Carrier files amicus brief in support of Samsung
Sprint has weighed in on the ongoing legal battle between Apple and Samsung, claiming that carriers are adversely affected when products are banned due to patent litigation. A FOSS Patents report details Sprint's amicus filing, which makes note of the effort that both carriers and hardware manufacturers put into bringing devices to market and says sales bans hurt more than just those companies accused of infringement. In its briefing, Sprint warns that more carriers would be harmed should the sort of preliminary ban seen with the Galaxy Nexus become more commonplace.
Sprint claims that the companies involved in the Apple-Samsung dispute make no difference; it would take the same position were Apple and Samsung's positions reversed or if other companies were involved.

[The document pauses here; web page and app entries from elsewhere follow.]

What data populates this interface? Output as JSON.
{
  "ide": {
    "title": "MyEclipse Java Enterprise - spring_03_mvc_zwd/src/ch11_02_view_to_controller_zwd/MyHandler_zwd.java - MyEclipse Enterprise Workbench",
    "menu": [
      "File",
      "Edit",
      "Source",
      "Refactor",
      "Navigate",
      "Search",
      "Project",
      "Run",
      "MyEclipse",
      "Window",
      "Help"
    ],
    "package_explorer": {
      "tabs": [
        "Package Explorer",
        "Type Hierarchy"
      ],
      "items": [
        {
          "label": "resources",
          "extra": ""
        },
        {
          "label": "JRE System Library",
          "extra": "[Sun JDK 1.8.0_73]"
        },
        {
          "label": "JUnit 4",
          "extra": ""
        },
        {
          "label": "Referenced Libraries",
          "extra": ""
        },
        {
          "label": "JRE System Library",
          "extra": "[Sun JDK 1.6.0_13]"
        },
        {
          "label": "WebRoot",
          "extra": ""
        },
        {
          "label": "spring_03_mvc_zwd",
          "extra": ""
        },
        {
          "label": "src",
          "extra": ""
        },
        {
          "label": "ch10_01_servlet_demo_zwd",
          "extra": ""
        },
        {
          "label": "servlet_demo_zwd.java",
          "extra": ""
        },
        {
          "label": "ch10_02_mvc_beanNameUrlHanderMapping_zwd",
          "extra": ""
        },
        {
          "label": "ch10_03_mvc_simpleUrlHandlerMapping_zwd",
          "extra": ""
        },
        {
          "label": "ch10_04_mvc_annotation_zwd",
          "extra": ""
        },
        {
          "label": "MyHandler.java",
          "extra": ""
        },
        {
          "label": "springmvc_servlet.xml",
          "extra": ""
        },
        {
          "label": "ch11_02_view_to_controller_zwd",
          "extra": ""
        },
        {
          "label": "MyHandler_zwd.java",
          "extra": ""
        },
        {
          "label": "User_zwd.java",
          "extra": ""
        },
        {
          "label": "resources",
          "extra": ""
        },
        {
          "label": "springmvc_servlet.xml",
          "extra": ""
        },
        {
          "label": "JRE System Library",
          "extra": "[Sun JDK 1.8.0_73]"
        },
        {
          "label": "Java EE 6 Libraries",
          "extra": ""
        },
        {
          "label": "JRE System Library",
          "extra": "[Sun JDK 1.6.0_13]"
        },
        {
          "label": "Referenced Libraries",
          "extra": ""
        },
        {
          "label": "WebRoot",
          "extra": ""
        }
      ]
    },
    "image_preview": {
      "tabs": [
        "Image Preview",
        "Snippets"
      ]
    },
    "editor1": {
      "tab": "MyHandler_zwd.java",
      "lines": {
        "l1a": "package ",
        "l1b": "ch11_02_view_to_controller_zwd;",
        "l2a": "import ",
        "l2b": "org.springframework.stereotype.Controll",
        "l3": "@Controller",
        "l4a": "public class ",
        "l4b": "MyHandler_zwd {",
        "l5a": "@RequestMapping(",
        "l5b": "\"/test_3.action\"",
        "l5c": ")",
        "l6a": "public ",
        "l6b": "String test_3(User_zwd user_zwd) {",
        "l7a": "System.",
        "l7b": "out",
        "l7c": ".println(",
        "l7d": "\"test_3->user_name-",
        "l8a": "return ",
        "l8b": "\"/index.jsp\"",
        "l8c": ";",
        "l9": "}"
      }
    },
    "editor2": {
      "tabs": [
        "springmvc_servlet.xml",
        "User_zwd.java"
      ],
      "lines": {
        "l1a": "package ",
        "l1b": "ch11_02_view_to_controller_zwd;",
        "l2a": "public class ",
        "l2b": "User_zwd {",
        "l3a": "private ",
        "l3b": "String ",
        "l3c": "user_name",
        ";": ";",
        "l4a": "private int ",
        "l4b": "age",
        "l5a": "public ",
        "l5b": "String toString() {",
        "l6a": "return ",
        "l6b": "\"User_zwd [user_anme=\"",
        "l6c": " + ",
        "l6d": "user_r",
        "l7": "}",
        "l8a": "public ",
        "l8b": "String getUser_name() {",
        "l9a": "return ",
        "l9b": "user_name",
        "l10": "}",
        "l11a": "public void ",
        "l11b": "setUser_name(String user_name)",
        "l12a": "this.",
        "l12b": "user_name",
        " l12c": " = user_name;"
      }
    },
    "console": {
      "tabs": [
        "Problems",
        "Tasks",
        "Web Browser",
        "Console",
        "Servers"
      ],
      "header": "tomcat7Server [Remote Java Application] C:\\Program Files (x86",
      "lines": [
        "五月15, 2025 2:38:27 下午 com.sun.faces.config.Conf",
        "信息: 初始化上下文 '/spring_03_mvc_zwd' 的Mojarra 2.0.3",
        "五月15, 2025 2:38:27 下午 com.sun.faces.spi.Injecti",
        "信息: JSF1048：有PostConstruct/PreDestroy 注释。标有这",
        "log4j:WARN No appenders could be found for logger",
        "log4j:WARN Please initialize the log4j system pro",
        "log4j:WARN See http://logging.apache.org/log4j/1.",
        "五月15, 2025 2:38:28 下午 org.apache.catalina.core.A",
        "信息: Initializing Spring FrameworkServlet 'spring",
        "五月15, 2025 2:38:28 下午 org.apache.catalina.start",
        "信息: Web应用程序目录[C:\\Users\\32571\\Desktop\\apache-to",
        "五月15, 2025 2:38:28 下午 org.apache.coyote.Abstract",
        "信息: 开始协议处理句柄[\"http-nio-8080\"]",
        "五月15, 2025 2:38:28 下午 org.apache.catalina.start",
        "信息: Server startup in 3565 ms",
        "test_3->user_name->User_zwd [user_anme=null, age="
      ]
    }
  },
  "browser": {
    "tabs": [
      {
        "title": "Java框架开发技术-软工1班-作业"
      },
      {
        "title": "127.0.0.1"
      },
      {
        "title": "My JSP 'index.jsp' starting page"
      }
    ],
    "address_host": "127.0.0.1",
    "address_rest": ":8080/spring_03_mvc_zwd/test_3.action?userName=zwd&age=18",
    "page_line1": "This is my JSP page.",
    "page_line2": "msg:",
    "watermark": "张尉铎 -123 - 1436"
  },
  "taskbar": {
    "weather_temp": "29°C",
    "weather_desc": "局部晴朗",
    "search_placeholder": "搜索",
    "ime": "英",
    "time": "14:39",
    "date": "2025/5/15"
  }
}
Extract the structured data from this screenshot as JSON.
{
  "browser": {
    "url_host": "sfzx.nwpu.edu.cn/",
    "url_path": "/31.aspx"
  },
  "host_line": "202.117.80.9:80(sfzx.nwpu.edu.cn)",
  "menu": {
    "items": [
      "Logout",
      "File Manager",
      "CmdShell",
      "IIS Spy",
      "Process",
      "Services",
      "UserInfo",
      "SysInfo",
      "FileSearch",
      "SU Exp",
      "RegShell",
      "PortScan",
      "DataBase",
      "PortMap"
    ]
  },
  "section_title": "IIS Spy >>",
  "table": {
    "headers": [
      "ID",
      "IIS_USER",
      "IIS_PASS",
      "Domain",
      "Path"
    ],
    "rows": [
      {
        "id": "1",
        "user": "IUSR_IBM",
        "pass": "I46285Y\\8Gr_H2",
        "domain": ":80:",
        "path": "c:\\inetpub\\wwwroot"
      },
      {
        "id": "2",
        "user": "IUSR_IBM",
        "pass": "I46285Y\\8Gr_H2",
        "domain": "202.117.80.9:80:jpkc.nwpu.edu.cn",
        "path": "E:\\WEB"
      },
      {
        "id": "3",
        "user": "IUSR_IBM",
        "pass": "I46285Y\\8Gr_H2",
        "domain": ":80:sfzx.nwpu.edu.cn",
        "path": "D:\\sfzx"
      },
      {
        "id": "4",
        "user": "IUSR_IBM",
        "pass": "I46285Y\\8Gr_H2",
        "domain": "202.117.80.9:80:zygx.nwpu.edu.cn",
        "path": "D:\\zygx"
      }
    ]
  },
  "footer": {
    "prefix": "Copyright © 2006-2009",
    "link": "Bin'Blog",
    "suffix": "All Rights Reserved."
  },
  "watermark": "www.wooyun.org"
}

The company's main complaint is that it and other carriers suffer collateral damage from this sort of product ban. Sprint notes that hundreds of people working for both carriers and manufacturers spend nine months to a year bringing a single device to market. An immediate preliminary injunction, Sprint argues, constitutes a substantial and irreparable harm for any carrier that has been working to roll out a device.
Google was not named in Apple's suit, but the search company's Android operating system powers the device at the center of this and several other Apple lawsuits. Also, Google developed the Galaxy Nexus in collaboration with Samsung, and a ban on the Nexus would bode ill for other Android devices.
Weighing in, Google called the patent at issue "a trivial patented aspect of a single application on the phone, with no evidence that that patented aspect influenced sales." The company concedes that the iPhone and Galaxy Nexus compete for the same customers, but claims "that does not mean the feature preferences of Galaxy Nexus buyers are the same as the feature preferences of iPhone buyers."
Verizon has also weighed in in the past on the Apple-Samsung case. Last year, following Apple's request for a preliminary ban on Samsung devices, Verizon filed an amicus brief asking that a Northern District of California court deny Apple's request. Verizon claimed that a ban on the Droid Charge and Galaxy Tab 10.1 LTE would hinder the development and rollout of its LTE-based 4G network, hurt job growth, and undercut public policy goals with regard to modernized emergency response systems.
Sales bans of the sort seen with the Galaxy Nexus have recently caught the attention of the US Congress, which is holding hearings on the antitrust implications of the patent wars. The United Nations is also looking into ways to resolve patent conflicts without resorting to sale and import bans.